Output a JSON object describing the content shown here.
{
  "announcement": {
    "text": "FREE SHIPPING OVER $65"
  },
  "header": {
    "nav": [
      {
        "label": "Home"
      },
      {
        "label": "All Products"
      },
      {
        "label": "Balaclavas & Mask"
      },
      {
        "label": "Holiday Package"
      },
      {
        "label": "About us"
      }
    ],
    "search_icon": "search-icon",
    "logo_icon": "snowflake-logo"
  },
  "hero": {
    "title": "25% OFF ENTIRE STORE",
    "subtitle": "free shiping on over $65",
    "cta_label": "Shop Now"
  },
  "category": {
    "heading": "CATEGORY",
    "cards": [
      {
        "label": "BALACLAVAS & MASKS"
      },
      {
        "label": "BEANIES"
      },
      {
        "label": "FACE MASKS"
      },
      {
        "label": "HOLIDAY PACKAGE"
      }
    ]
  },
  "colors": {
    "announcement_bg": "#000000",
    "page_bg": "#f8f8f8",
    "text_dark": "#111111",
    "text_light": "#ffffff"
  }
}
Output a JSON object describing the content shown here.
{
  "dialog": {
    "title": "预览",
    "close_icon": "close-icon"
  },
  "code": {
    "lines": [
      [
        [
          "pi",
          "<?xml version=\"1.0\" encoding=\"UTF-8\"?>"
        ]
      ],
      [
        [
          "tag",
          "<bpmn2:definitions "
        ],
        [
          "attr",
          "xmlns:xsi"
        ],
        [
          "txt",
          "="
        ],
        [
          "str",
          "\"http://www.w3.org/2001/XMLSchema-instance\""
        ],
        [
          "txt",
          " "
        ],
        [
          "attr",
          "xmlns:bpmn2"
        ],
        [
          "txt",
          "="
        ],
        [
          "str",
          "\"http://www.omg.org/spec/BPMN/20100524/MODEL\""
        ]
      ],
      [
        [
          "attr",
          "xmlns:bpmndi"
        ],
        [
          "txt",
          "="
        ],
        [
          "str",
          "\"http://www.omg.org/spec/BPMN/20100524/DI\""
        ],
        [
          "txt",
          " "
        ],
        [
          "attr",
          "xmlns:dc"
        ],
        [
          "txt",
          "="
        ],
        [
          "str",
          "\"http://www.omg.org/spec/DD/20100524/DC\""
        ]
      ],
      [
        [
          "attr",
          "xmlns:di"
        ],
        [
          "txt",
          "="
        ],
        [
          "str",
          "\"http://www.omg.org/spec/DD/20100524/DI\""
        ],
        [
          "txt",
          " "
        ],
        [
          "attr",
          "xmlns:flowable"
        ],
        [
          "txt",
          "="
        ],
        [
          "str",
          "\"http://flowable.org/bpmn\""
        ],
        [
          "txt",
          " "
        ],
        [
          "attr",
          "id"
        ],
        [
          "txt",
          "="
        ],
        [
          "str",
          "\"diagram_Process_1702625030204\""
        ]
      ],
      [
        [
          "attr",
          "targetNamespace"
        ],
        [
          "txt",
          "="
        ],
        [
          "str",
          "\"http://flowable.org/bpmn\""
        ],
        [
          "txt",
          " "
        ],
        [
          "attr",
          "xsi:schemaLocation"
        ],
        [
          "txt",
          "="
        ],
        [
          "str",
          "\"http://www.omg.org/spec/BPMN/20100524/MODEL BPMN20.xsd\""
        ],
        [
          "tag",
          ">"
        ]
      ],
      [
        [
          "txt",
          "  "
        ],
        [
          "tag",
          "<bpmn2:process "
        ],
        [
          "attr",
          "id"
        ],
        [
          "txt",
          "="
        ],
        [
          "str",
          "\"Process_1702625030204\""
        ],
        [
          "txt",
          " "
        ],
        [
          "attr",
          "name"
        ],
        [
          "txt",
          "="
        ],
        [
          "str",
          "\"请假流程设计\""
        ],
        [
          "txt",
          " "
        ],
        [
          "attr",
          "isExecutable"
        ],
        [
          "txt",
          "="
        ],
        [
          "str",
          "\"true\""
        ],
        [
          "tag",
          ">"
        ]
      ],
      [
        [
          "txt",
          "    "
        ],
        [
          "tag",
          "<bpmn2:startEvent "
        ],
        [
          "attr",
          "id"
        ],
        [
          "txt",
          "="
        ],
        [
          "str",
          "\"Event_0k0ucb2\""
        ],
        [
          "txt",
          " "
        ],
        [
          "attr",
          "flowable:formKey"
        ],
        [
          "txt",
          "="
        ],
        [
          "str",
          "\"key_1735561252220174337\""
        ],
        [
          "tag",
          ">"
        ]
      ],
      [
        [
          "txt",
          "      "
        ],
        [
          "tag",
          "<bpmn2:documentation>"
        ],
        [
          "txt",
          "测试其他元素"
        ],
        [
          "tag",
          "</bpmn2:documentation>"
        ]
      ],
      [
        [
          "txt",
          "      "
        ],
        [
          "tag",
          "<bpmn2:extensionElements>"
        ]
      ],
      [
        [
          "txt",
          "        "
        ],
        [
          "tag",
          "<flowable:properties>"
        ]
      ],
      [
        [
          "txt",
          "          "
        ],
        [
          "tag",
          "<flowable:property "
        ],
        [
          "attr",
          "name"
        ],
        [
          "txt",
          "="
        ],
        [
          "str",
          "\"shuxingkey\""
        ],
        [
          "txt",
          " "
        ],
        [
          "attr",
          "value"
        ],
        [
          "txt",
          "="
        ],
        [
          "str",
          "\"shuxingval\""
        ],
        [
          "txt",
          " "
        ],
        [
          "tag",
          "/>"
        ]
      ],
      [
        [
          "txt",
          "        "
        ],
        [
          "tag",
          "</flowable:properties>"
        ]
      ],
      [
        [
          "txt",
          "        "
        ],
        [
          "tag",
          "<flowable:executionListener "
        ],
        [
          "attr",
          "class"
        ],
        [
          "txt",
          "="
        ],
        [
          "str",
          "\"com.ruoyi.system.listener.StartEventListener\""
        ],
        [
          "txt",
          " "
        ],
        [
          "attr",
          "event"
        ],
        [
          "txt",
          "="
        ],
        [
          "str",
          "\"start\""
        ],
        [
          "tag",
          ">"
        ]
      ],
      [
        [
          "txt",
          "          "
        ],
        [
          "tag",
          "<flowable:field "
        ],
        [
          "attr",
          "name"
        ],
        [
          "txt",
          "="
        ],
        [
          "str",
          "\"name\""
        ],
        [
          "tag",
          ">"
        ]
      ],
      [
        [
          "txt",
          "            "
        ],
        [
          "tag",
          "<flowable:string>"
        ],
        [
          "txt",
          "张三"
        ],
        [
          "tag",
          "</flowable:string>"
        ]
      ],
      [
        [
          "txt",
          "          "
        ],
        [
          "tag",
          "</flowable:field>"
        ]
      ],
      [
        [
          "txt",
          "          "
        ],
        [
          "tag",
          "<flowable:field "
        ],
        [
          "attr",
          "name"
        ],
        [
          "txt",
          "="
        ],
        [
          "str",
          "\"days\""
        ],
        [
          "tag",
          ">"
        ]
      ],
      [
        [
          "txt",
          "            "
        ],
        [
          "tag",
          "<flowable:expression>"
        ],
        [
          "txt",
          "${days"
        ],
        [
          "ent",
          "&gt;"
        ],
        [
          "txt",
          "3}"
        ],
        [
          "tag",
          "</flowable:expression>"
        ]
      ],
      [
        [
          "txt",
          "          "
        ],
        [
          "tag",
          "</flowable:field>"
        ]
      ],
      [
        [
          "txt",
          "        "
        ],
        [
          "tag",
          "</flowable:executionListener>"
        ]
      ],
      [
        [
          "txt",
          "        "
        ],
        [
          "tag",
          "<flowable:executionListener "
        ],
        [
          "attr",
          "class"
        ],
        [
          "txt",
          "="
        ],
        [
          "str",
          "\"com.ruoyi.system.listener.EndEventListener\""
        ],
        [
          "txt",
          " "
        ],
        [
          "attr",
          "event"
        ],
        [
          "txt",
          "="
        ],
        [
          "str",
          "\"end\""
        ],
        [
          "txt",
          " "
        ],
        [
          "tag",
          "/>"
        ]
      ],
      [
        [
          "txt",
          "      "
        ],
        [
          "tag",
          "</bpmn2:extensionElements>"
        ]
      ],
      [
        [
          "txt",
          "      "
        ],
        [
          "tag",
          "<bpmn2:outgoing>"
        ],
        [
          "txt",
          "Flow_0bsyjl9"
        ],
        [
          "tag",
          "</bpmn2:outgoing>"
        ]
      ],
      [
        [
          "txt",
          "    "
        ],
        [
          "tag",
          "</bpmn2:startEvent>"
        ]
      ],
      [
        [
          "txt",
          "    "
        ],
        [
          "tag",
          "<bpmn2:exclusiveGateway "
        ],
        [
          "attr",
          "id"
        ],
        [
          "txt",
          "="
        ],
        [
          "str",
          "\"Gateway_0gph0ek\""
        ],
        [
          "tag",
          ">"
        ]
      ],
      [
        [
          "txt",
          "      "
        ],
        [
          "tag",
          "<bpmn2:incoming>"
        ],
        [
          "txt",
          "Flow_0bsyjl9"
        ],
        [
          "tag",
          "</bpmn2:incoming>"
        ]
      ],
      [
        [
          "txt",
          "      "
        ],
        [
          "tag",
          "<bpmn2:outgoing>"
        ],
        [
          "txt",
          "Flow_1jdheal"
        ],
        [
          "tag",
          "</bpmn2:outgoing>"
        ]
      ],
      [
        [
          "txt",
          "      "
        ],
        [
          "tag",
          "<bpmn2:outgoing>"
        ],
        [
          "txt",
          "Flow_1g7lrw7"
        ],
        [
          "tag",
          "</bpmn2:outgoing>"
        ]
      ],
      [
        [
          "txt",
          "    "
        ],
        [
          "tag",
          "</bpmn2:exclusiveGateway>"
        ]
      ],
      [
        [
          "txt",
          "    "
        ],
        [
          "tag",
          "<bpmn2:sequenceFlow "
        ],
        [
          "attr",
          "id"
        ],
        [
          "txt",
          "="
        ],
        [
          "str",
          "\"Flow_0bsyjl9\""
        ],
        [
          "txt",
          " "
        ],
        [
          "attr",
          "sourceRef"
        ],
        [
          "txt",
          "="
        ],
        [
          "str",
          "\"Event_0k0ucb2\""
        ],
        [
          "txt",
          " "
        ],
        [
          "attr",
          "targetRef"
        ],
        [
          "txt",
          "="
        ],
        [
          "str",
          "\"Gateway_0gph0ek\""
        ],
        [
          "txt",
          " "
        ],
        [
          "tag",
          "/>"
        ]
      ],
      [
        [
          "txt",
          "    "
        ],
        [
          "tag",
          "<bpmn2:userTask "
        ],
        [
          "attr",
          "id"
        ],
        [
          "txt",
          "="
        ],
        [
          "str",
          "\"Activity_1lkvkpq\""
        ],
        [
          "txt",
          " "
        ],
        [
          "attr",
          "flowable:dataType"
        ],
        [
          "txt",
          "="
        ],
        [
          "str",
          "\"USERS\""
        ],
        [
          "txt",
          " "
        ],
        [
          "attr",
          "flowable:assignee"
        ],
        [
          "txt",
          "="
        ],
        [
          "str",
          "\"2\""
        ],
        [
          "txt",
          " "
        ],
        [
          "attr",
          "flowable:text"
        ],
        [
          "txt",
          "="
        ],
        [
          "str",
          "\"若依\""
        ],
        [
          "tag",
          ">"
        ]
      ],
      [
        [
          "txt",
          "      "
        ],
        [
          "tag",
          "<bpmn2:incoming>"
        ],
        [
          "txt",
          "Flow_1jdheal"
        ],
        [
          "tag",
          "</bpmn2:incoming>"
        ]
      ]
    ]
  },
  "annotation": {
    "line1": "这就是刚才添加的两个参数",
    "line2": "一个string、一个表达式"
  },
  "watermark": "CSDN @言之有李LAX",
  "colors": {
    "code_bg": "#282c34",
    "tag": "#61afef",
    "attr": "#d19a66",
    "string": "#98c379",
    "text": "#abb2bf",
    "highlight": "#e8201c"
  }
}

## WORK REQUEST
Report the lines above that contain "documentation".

## EXERCISE SOLUTION
          "<bpmn2:documentation>"
          "</bpmn2:documentation>"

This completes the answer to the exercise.